Many MLPs have an agreement between the General Partner and Limited Partners that determines how the total percentage of cash distributions will be allocated between the GP and LP unitholders. In some cases, there is a mechanism called the “incentive distribution right” or IDR that allows the GP to receive an incrementally larger percentage of distributions as the amount distributed increases. For example, for Targa Resources (NGLS) the IDRs are structured as in the table above.
To better demonstrate how IDRs work, let us use a fictional MLP with the following distribution schedule and assume that there are 98 LP units and 2 GP units outstanding (as economic ownership between the LP and GP is usually split 98%/2%). Let us assume that this quarter, the declared LP distribution is $5.00.
As the distribution escalates into higher tiers, more and more incremental cash is going to pay the GP unitholders.
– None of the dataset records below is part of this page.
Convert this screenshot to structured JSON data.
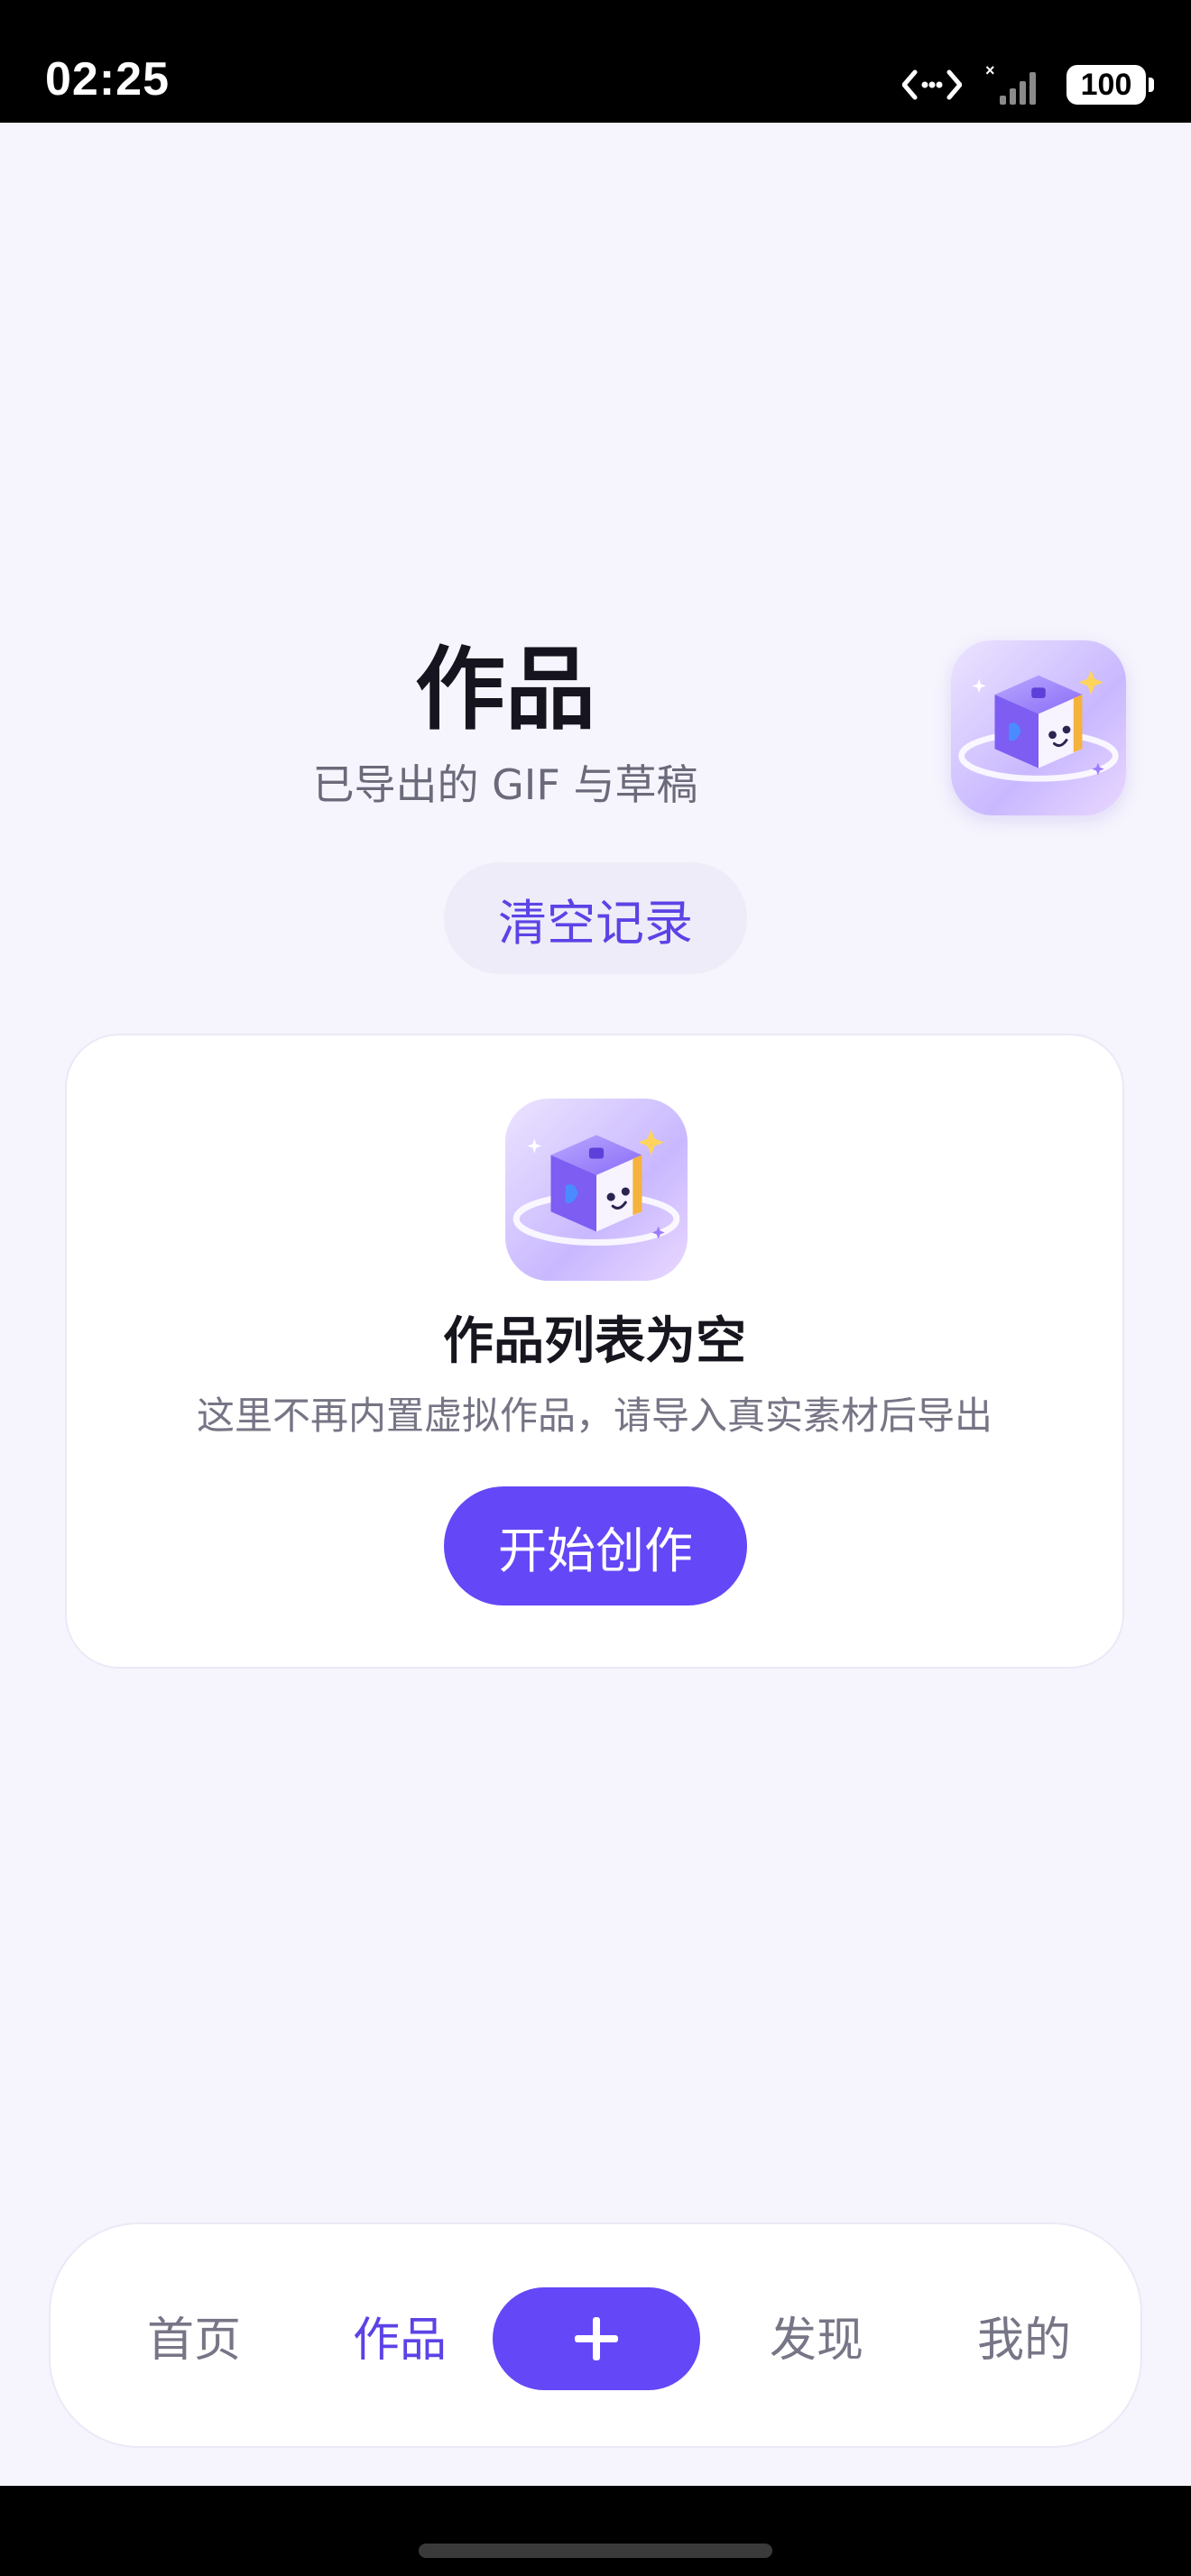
{
  "status_bar": {
    "time": "02:25",
    "battery": "100",
    "icons": [
      "network-arrows-icon",
      "no-signal-icon",
      "battery-icon"
    ]
  },
  "header": {
    "title": "作品",
    "subtitle": "已导出的 GIF 与草稿",
    "clear_label": "清空记录",
    "logo_icon": "app-logo-cube-icon"
  },
  "empty_state": {
    "title": "作品列表为空",
    "description": "这里不再内置虚拟作品，请导入真实素材后导出",
    "action_label": "开始创作",
    "icon": "app-logo-cube-icon"
  },
  "bottom_nav": {
    "items": [
      {
        "label": "首页",
        "active": false
      },
      {
        "label": "作品",
        "active": true
      },
      {
        "label": "发现",
        "active": false
      },
      {
        "label": "我的",
        "active": false
      }
    ],
    "add_icon": "plus-icon"
  },
  "colors": {
    "accent": "#6447f7",
    "accent_text": "#5b43e6",
    "background": "#f6f5fd",
    "chip_bg": "#eeecf8"
  }
}
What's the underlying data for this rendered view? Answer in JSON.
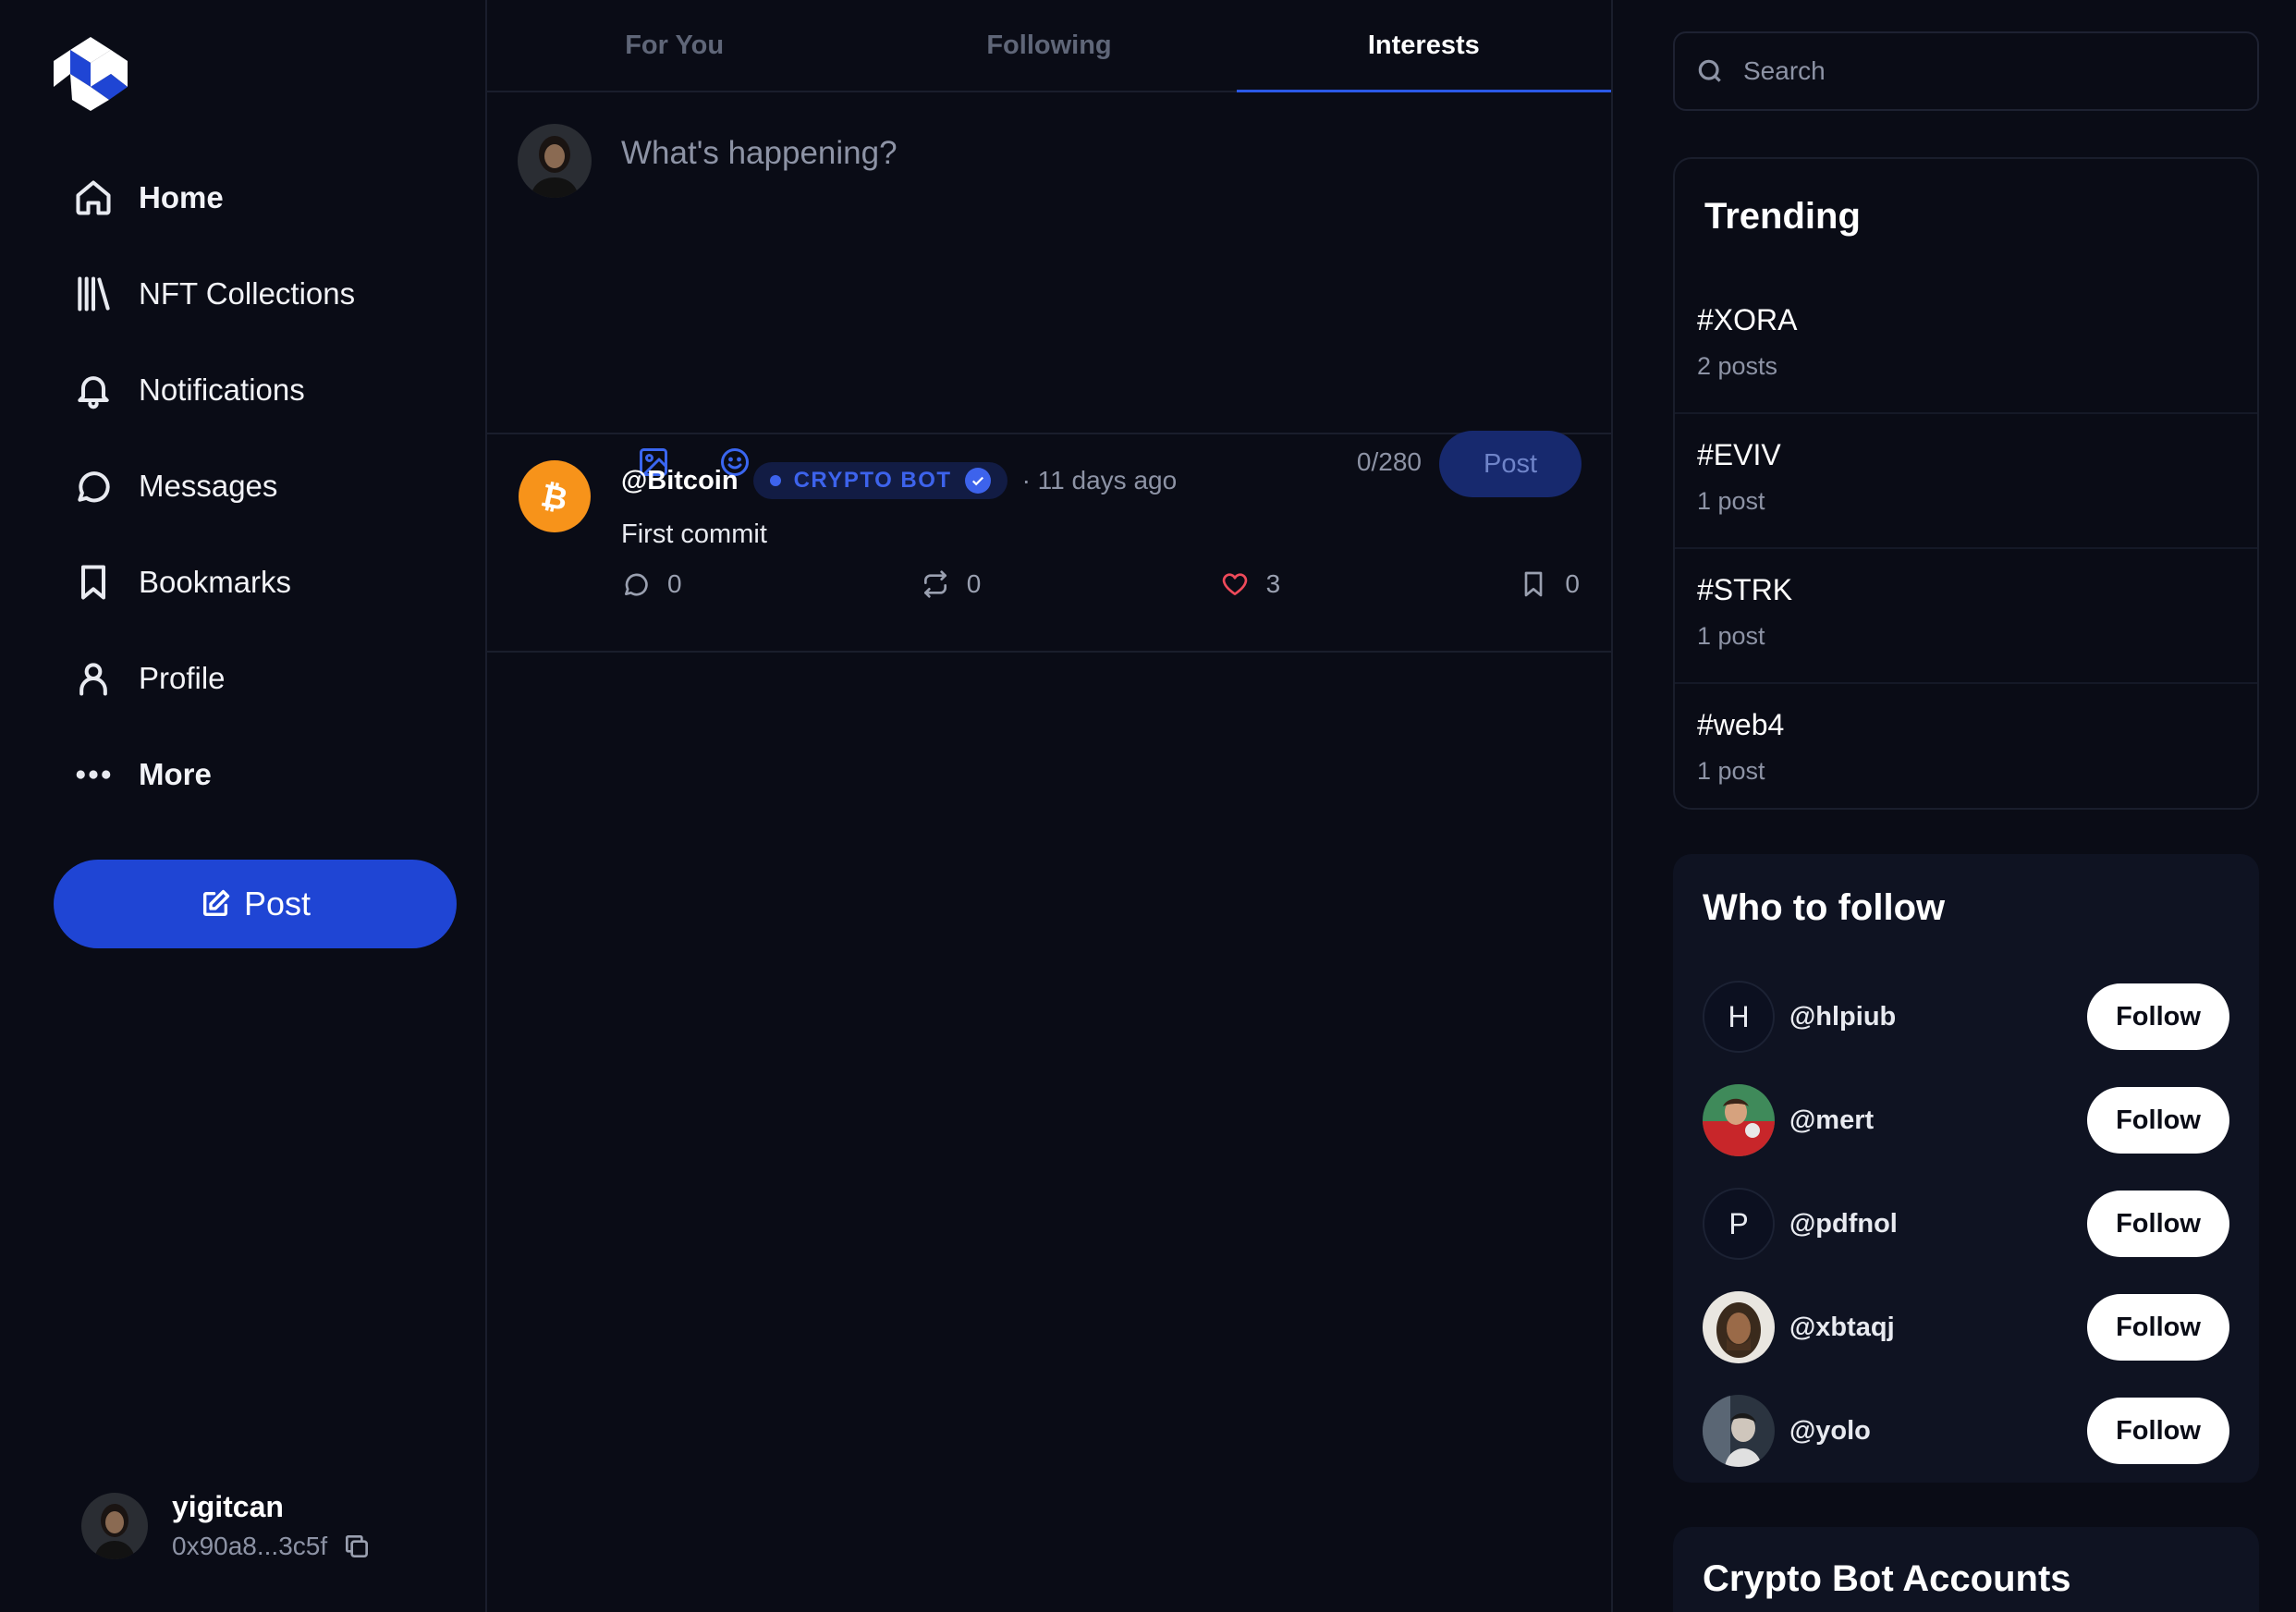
{
  "colors": {
    "accent": "#1f45d4",
    "background": "#0a0c16",
    "like": "#ef4a5a",
    "bitcoin": "#f7931a"
  },
  "sidebar": {
    "items": [
      {
        "label": "Home",
        "icon": "home-icon"
      },
      {
        "label": "NFT Collections",
        "icon": "library-icon"
      },
      {
        "label": "Notifications",
        "icon": "bell-icon"
      },
      {
        "label": "Messages",
        "icon": "message-circle-icon"
      },
      {
        "label": "Bookmarks",
        "icon": "bookmark-icon"
      },
      {
        "label": "Profile",
        "icon": "user-icon"
      },
      {
        "label": "More",
        "icon": "more-horizontal-icon"
      }
    ],
    "post_label": "Post",
    "user": {
      "name": "yigitcan",
      "address": "0x90a8...3c5f"
    }
  },
  "main": {
    "tabs": [
      {
        "label": "For You"
      },
      {
        "label": "Following"
      },
      {
        "label": "Interests"
      }
    ],
    "active_tab": "Interests",
    "composer": {
      "placeholder": "What's happening?",
      "counter": "0/280",
      "post_label": "Post"
    },
    "feed": [
      {
        "handle": "@Bitcoin",
        "badge": "CRYPTO BOT",
        "time": "· 11 days ago",
        "text": "First commit",
        "comments": "0",
        "reposts": "0",
        "likes": "3",
        "bookmarks": "0"
      }
    ]
  },
  "right": {
    "search_placeholder": "Search",
    "trending": {
      "title": "Trending",
      "items": [
        {
          "tag": "#XORA",
          "count": "2 posts"
        },
        {
          "tag": "#EVIV",
          "count": "1 post"
        },
        {
          "tag": "#STRK",
          "count": "1 post"
        },
        {
          "tag": "#web4",
          "count": "1 post"
        }
      ]
    },
    "who_to_follow": {
      "title": "Who to follow",
      "follow_label": "Follow",
      "users": [
        {
          "handle": "@hlpiub",
          "initial": "H"
        },
        {
          "handle": "@mert",
          "initial": ""
        },
        {
          "handle": "@pdfnol",
          "initial": "P"
        },
        {
          "handle": "@xbtaqj",
          "initial": ""
        },
        {
          "handle": "@yolo",
          "initial": ""
        }
      ]
    },
    "crypto_bots": {
      "title": "Crypto Bot Accounts"
    }
  }
}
This affects the “cost of equity”, or how much return unitholders demand. If the price of an LP unit of our fictional MLP is $250/unit, and the current distribution is $5.00/unit as shown above, it seems that the cost of equity is ($5.00 * 4) / $250 or 8% (we multiply by 4 to annualize the quarterly distribution). However, the total amount of cash paid was actually $541.96 over 98 LP units and 2 GP units, so $5.42 was required for every unit. The adjusted cost of equity for the fictional MLP is actually ($5.42 * 4) / $250 or 8.7%.
Not all MLPs have IDRs. For example, MarkWest Energy (MWE), Genesis Energy (GEL), and Enterprise Products Partners (EPD) do not have IDRs. In some cases, management chose to restructure the companies as to reduce the equity cost of capital.
So, what exactly do IDRs mean for the MLP investor? Let’s say an MLP has the IDR structure, has reached the higher tier splits, and would like to grow its distributions to LP unitholders by 5%. The IDR structure means that the MLP must grow its distributable cash flow by more than 5%, because the GP owners will be taking a disproportionate amount of the incremental cash flow growth. That is, if an MLP announces that it expects distributable cash flow growth of 5% for a period, it does not necessarily mean that distributions will grow at the same rate. Before buying an MLP stock, an investor may want to first research the IDR structure of the stock. This information can be found in company filings such as the prospectus supplement for new equity issuance. Additionally, investors should be aware that most of the companies in the Alerian MLP ETF (AMLP) have IDRs in their structure.